Monday, April 12, 2010

Skills... Oh my...

As I go about my usual routine I find tidbits of interesting info that tend to tie allot of loose thoughts together. Say for instance, as I posted earlier, how people are loosing the ability to feed themselves from scratch , and a story from a search and rescue writer about how people react when under survival issues. And some interesting comments here . A loss of basic skills that not to long ago was common knowledge, seems to accelerate as we become more tech savvy. Problem is that that High Tech life style is so fragile. Look at all the natural disasters that have happened in the past few years that have really shocked the world. How many of these people could take basic care of them selves in these situations?

How does this all tie into this Blog? Well I'm glad you asked :p Ok the echo's can stop now, darn crickets...

Muzzleloading as a hobby is returning to the basics of shooting and marksmanship. Once we get used to the way a muzzleloader (ML) works we start looking at different styles of ML. We find the flintlock, Now we don't need to rely on a cap to fire the rifles charge. Than we start looking how to knapp our own flints. What I'm getting at is that without thinking about it we are starting to learn a skill that will help us outside of our hobby. By learning some Primitive Living skills, say from an interest in colonial living shows. Your also learning a few vital skills that will help your odds of surviving a catastrophic collapse, be in a natural disaster or a laps of direction in the woods at the wrong possible time. Being able to make shelter and a fire from what you can find around you is a HUGE first step in surviving till help finds you, or strengthens you so you can go find help.

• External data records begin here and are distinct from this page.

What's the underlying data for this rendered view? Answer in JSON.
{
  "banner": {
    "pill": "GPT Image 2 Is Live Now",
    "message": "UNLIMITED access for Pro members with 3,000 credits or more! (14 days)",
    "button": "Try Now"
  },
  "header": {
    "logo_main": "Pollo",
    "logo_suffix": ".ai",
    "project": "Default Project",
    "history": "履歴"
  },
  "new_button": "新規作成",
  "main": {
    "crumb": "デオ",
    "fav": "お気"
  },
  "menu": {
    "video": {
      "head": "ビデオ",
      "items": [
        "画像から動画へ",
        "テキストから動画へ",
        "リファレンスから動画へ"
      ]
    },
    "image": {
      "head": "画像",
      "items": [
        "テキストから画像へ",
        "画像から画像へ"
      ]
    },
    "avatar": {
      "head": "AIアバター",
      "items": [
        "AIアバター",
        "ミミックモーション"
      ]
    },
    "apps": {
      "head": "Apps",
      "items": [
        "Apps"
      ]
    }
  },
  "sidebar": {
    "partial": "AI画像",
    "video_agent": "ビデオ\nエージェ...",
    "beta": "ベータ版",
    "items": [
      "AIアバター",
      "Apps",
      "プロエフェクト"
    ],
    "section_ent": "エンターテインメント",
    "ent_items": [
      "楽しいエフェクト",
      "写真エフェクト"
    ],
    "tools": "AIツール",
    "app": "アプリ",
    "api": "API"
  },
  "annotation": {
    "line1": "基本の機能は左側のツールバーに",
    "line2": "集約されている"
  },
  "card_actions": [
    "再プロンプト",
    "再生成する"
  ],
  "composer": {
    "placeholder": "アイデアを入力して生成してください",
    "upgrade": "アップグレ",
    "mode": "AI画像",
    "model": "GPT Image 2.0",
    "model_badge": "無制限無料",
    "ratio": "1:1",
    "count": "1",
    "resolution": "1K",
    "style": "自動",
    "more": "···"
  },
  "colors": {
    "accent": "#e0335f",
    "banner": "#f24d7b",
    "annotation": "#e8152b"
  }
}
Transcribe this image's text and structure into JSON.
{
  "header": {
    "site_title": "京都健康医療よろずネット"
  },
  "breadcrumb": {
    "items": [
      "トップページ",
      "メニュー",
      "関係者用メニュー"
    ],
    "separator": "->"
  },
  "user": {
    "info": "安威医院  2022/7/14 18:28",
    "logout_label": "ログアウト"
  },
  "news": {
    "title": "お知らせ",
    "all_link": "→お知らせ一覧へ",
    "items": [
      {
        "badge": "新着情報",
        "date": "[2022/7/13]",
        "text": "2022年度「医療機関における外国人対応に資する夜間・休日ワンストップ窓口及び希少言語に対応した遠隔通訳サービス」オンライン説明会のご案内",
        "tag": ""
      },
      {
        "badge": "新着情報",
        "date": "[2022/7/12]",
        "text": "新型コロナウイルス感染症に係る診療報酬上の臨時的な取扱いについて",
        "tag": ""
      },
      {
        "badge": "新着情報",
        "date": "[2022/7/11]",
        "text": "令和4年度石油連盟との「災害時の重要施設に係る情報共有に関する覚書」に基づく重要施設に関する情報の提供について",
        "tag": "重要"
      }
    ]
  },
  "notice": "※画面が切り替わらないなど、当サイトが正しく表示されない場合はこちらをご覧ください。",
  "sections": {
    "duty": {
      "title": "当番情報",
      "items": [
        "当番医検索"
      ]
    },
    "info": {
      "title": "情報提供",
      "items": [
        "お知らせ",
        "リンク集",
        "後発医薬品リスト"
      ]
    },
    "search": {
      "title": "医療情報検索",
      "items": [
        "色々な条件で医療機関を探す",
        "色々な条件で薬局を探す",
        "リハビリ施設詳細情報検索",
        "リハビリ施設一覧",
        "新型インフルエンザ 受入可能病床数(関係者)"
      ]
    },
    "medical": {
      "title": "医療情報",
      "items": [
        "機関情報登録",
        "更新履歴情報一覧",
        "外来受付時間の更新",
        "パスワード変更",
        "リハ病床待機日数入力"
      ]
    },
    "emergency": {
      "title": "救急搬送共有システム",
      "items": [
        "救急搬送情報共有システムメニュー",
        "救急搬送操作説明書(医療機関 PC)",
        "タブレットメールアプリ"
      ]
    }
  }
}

The more I dig into my interests in muzzleloading and primitive living the more I feel at peace with my surroundings. So if I get into an accedend going over the mountains, a trip I do all the time, I know I'll be able collect myself shortly and get stabelized enough to hang in there overnight or a few days. The news is full of stories about someone that let panic rule them and they didn't survive, only a short distance from help.

Sorry for the public announcement here, we will now return to our regular ramblings about muzzloaders :)

For those interested in reading more


  1. Hi DW,
    I'm really just on the first steps of becomeing more atuned with the outdoors and have amazed myself that, for a reasonable intelligent guy (i think), how little I really know. The learning curve is steep but enjoyable and I now Am just beginning to understand the importance of all the knowledge of basic survival that the majority have lost. Great post, glad I'm taggibg along.

  2. You are definately on the right track.
    Good post.